Recognize These Scams Targeting Trucking Companies

Recognize These Scams Targeting Trucking Companies

Trucking companies face many hazards, from poor road conditions to inclement weather to mechanical failure. One less obvious but equally pressing threat facing this industry is fraud. Scams are an issue for any business, and they have become more common as companies have come to rely more heavily on digital technologies. Trucking businesses, which often deal in large paydays and may lack sufficient anti-fraud measures, are ideal targets.

Here are few common types of scams targeting trucking companies that these businesses should recognize.

1. DOT Impersonation

One of the most common ways scammers target trucking companies is by impersonating government officials, especially from the Department of Transportation (DOT). Scammers will often message companies or even show up in-person and ask for financial information or demand payment for a regulatory violation. Since these appear urgent, employees frequently fall for these scams. The DOT will never request financial information or related data through email, mail, text, phone or fax. Companies can also call or email the DOT to verify the validity of an interaction or request. Teaching employees these steps can prevent falling for these schemes.

2. Phishing

Phishing is a similar scam that takes place over the internet, most often email. Scammers will impersonate an official source like a government official, business partner or co-worker from another department to gain sensitive information.
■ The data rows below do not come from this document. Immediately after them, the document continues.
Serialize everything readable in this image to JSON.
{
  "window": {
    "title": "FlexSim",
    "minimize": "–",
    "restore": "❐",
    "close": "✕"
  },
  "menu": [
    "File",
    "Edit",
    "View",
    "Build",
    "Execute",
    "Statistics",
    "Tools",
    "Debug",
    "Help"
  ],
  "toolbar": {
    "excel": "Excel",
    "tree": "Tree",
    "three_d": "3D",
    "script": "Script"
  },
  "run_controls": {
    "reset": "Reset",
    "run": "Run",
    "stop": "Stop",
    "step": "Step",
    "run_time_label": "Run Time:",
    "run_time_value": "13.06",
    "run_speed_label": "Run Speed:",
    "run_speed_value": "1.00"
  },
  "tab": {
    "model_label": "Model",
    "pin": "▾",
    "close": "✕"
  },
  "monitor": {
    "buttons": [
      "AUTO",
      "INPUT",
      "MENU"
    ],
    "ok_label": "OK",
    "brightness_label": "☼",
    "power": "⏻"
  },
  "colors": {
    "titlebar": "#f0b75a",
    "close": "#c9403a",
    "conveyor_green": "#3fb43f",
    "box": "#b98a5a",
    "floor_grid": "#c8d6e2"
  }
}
Business email compromise, a type of phishing, costs businesses more than $1.7 billion in 2019 alone. The best way to defend against phishing is to train employees on how to spot it. Phishing emails may contain spelling errors or come from an email with an unusual domain. Workers should also never give away personal information or passwords over email, regardless of the context.

3. Factoring Scams

Factoring, where trucking companies request advances on invoices, has become a major target for fraud as has grown increasingly popular. Scammers will send fraudulent advance invoices, either inflating the numbers of a real invoice or requesting payment for a service they will not provide. Now that advance invoices are common, they may not immediately stand out as suspicious. Trucking companies should always verify the legitimacy of their business partners before agreeing to send any money. Cross-checking suppliers, carriers and factoring companies with Better Business Bureau records and client reviews can help discover potential fraud cases.

4. Double Brokering

Double brokering, not to be confused with the perfectly legal co-brokering, is another common trucking scam. Carriers will agree to haul freight for a broker, then re-broker it to another carrier, putting both parties in a complicated financial situation. The fraudulent carrier will receive payment for no work while the real carrier and broker face billing issues, miscommunication and potential lawsuits. Like with factoring scams, trucking companies can prevent this type of fraud through thorough vetting. Companies should never do business with a carrier or broker without thoroughly investigating them first to verify their trustworthiness.

5. Repair Shop Impersonation

Repairs and maintenance can cost $15,000 annually per truck, making them an ideal target for scammers. Fraudsters often impersonate repair shops or tow services, sending a false invoice to a company for a repair that may not have happened. Often, they will target brokers, not carriers, making it more difficult to verify the repair’s validity. Once again, brokers should only work with researched, trusted carriers and vice versa. The responsibility for paying repair bills should also always fall to the carrier, not the broker, so brokers receiving these invoices should be suspicious.

Stay Safe From These Scams. While scams targeting trucking companies are prevalent, they are not unavoidable. When businesses and their employees know scammers’ tactics, they can spot potential fraud more easily. The secret to preventing many types of fraud is taking the time to ensure various parties’ validity. Researching companies and government agencies may take time, but it can prevent potential losses that could reach millions of dollars.

Download Center

  • The Ultimate Guide to OSHA Recordkeeping

    When it comes to OSHA recordkeeping, there are always questions regarding the requirements and in and outs. This guide is here to help!

  • Lone Worker Safety Guide

    As organizations digitalize and remote operations become more commonplace, the number of lone workers is on the rise. These employees are at increased risk for unaddressed workplace accidents or emergencies. This guide was created to help employers better understand common lone worker risks and solutions for lone worker risk mitigation and incident prevention.

  • Online Safety Training Buyer's Guide

    Thinking of getting an online safety training solution at work but not sure how to evaluate different solutions and find the one that's best for your company? Use this handy buyer's guide to learn the basics of selecting online safety training and how to use it at your workplace.

  • SDS Software Buyer's Guide

    Whether this is your first time shopping for online SDS software or you’re upgrading from a legacy solution, this guide is designed for you to use in your search for the safety management solution that works best for you and your company.

  • Risk Matrix Guide

    Risk matrices come in many different shapes and sizes. Understanding the components of a risk matrix will allow you and your organization to manage risk effectively.

  • Vector Solutions

OH&S Digital Edition

  • OHS Magazine Digital Edition - November December 2021

    November December 2021


      How to Streamline Gas Detector Maintenance
    • OSHA TOP 10
      OSHA's Top 10 Most Frequently Cited Standards for FY 2021
      How PPE Can Help You Deal with the Harsh Condition of Winter
      Tackling Hearing Protection in the Workplace
    View This Issue